(Dataset entries)
##########
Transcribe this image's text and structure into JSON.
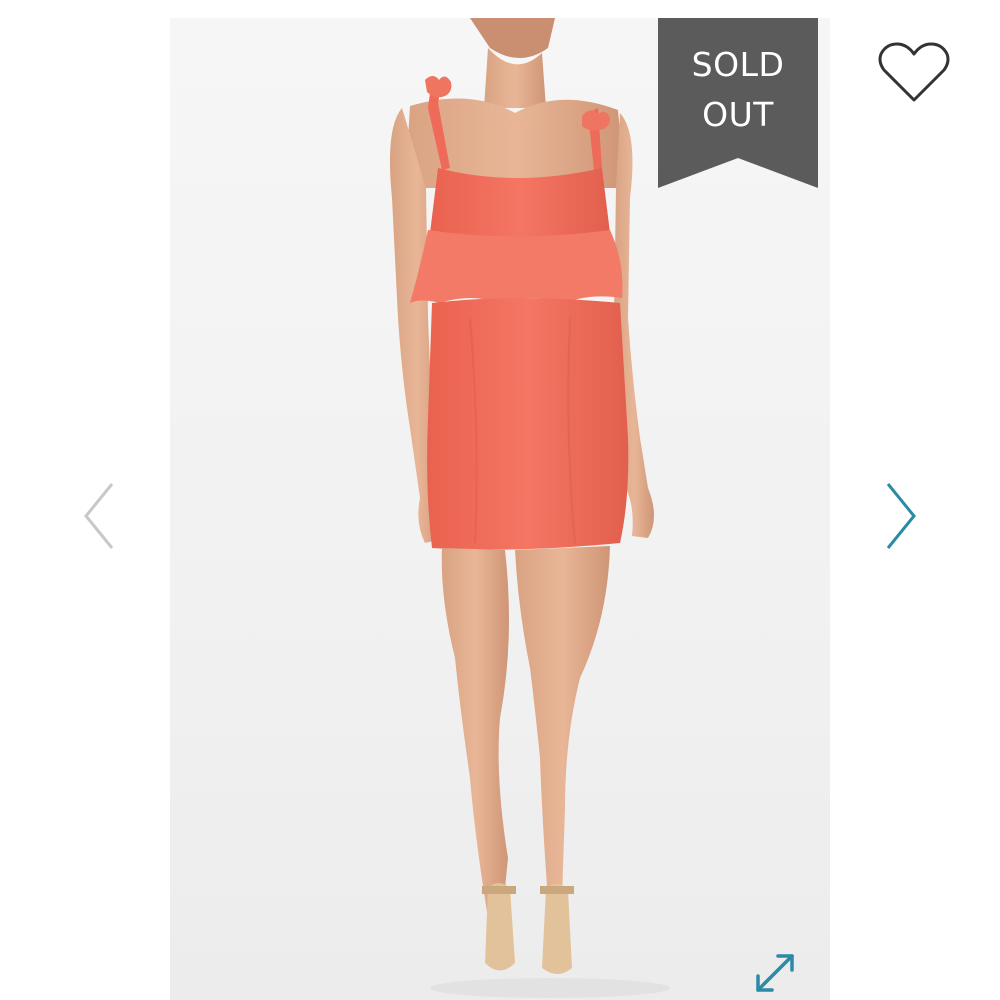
{
  "badge": {
    "line1": "SOLD",
    "line2": "OUT",
    "color": "#5b5b5b"
  },
  "product_image": {
    "background": "#f3f3f3",
    "dress_color": "#f0705e"
  },
  "controls": {
    "favorite_icon": "heart-outline-icon",
    "prev_icon": "chevron-left-icon",
    "next_icon": "chevron-right-icon",
    "expand_icon": "expand-arrows-icon",
    "accent_color": "#2b8aa6",
    "disabled_color": "#c8c8c8"
  }
}
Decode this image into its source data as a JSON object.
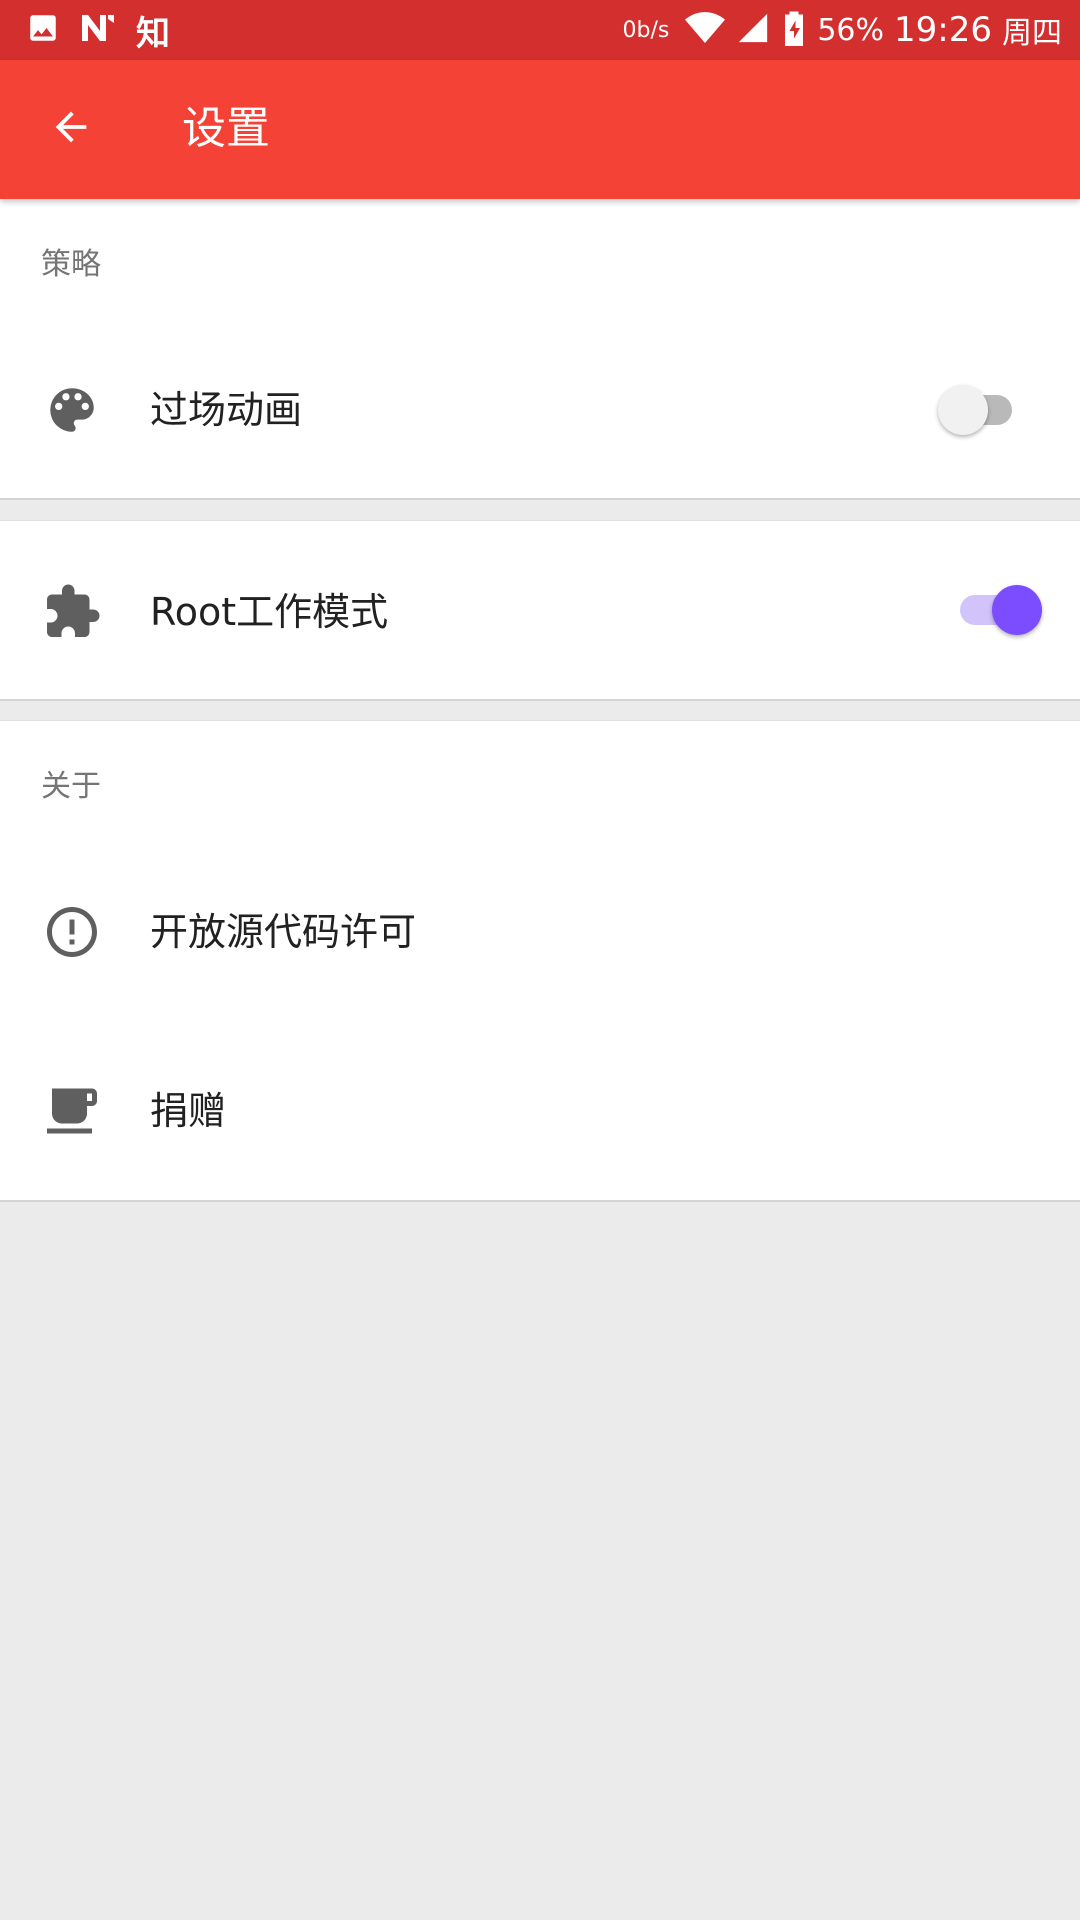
{
  "status_bar": {
    "notification_text": "知",
    "net_speed": "0b/s",
    "battery": "56%",
    "time": "19:26",
    "day": "周四",
    "icons": [
      "image-icon",
      "n-app-icon",
      "wifi-icon",
      "signal-icon",
      "battery-charging-icon"
    ]
  },
  "app_bar": {
    "title": "设置",
    "back_icon": "arrow-back-icon"
  },
  "sections": {
    "strategy": {
      "header": "策略",
      "items": [
        {
          "label": "过场动画",
          "icon": "palette-icon",
          "switch_on": false
        }
      ]
    },
    "root": {
      "items": [
        {
          "label": "Root工作模式",
          "icon": "extension-icon",
          "switch_on": true
        }
      ]
    },
    "about": {
      "header": "关于",
      "items": [
        {
          "label": "开放源代码许可",
          "icon": "error-outline-icon"
        },
        {
          "label": "捐赠",
          "icon": "coffee-icon"
        }
      ]
    }
  },
  "colors": {
    "status_bar": "#d32f2f",
    "app_bar": "#f44336",
    "accent": "#7c4dff",
    "background": "#ebebeb"
  }
}
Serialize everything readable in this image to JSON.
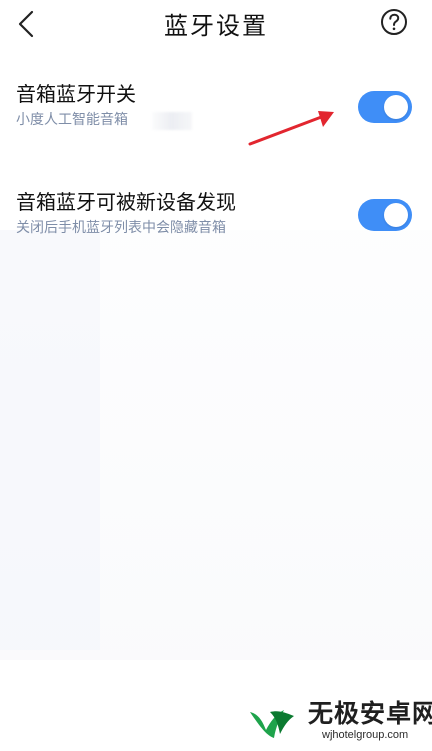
{
  "header": {
    "title": "蓝牙设置",
    "back_icon": "chevron-left-icon",
    "help_icon": "help-circle-icon"
  },
  "settings": [
    {
      "title": "音箱蓝牙开关",
      "subtitle": "小度人工智能音箱",
      "enabled": true
    },
    {
      "title": "音箱蓝牙可被新设备发现",
      "subtitle": "关闭后手机蓝牙列表中会隐藏音箱",
      "enabled": true
    }
  ],
  "annotation": {
    "arrow_icon": "red-arrow-icon",
    "color": "#e2262f"
  },
  "watermark": {
    "brand": "无极安卓网",
    "url": "wjhotelgroup.com"
  },
  "colors": {
    "toggle_on": "#3f8ef7",
    "subtitle": "#7f8ea8",
    "watermark_green": "#1ea34b"
  }
}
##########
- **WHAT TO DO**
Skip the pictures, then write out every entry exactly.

- **WORKED SOLUTION**
Transcribe this image's text and structure into JSON.
{
  "badge": {
    "line1": "SOLD",
    "line2": "OUT",
    "color": "#5b5b5b"
  },
  "product_image": {
    "background": "#f3f3f3",
    "dress_color": "#f0705e"
  },
  "controls": {
    "favorite_icon": "heart-outline-icon",
    "prev_icon": "chevron-left-icon",
    "next_icon": "chevron-right-icon",
    "expand_icon": "expand-arrows-icon",
    "accent_color": "#2b8aa6",
    "disabled_color": "#c8c8c8"
  }
}
Decode this image into its source data as a JSON object.
{
  "status_bar": {
    "notification_text": "知",
    "net_speed": "0b/s",
    "battery": "56%",
    "time": "19:26",
    "day": "周四",
    "icons": [
      "image-icon",
      "n-app-icon",
      "wifi-icon",
      "signal-icon",
      "battery-charging-icon"
    ]
  },
  "app_bar": {
    "title": "设置",
    "back_icon": "arrow-back-icon"
  },
  "sections": {
    "strategy": {
      "header": "策略",
      "items": [
        {
          "label": "过场动画",
          "icon": "palette-icon",
          "switch_on": false
        }
      ]
    },
    "root": {
      "items": [
        {
          "label": "Root工作模式",
          "icon": "extension-icon",
          "switch_on": true
        }
      ]
    },
    "about": {
      "header": "关于",
      "items": [
        {
          "label": "开放源代码许可",
          "icon": "error-outline-icon"
        },
        {
          "label": "捐赠",
          "icon": "coffee-icon"
        }
      ]
    }
  },
  "colors": {
    "status_bar": "#d32f2f",
    "app_bar": "#f44336",
    "accent": "#7c4dff",
    "background": "#ebebeb"
  }
}
Serialize everything readable in this image to JSON.
{
  "header": {
    "title": "蓝牙设置",
    "back_icon": "chevron-left-icon",
    "help_icon": "help-circle-icon"
  },
  "settings": [
    {
      "title": "音箱蓝牙开关",
      "subtitle": "小度人工智能音箱",
      "enabled": true
    },
    {
      "title": "音箱蓝牙可被新设备发现",
      "subtitle": "关闭后手机蓝牙列表中会隐藏音箱",
      "enabled": true
    }
  ],
  "annotation": {
    "arrow_icon": "red-arrow-icon",
    "color": "#e2262f"
  },
  "watermark": {
    "brand": "无极安卓网",
    "url": "wjhotelgroup.com"
  },
  "colors": {
    "toggle_on": "#3f8ef7",
    "subtitle": "#7f8ea8",
    "watermark_green": "#1ea34b"
  }
}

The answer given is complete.